*** Begin section ***

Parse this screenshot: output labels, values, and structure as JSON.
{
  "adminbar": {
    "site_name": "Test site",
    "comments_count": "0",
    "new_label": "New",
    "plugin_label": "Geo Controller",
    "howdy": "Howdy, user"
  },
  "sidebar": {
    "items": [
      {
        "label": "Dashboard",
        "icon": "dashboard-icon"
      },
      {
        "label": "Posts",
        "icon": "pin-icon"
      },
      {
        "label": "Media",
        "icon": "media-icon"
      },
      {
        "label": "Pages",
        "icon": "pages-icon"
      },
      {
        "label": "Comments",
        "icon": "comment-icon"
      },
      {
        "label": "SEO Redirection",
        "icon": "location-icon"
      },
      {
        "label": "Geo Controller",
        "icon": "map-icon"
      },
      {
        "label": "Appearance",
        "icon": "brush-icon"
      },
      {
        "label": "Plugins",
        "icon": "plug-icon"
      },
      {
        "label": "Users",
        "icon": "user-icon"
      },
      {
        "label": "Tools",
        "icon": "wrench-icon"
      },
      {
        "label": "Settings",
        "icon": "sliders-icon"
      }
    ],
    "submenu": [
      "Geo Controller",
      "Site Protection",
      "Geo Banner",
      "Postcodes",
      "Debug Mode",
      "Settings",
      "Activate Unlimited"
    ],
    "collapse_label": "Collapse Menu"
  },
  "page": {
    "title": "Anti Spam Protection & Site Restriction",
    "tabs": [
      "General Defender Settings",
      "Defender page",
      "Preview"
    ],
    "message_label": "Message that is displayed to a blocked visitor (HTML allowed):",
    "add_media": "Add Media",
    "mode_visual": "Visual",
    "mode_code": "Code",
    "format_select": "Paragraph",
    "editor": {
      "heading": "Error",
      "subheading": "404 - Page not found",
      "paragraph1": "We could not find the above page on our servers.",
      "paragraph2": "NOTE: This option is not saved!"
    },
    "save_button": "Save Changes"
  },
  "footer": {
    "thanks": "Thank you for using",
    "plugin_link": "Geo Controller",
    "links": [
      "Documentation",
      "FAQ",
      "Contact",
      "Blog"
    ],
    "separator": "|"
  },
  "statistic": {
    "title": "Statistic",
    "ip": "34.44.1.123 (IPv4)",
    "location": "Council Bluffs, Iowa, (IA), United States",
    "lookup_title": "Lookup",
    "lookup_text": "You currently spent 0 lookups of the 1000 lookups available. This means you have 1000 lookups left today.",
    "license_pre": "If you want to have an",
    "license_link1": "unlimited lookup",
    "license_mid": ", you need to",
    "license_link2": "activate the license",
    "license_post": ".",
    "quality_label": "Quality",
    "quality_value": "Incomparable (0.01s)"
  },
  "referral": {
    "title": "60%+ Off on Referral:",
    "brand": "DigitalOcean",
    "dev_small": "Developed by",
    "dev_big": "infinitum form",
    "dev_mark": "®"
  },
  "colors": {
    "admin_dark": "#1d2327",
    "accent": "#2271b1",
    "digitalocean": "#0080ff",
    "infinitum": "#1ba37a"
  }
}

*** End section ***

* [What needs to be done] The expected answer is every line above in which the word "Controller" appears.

* [Expected answer]
    "plugin_label": "Geo Controller",
        "label": "Geo Controller",
      "Geo Controller",
    "plugin_link": "Geo Controller",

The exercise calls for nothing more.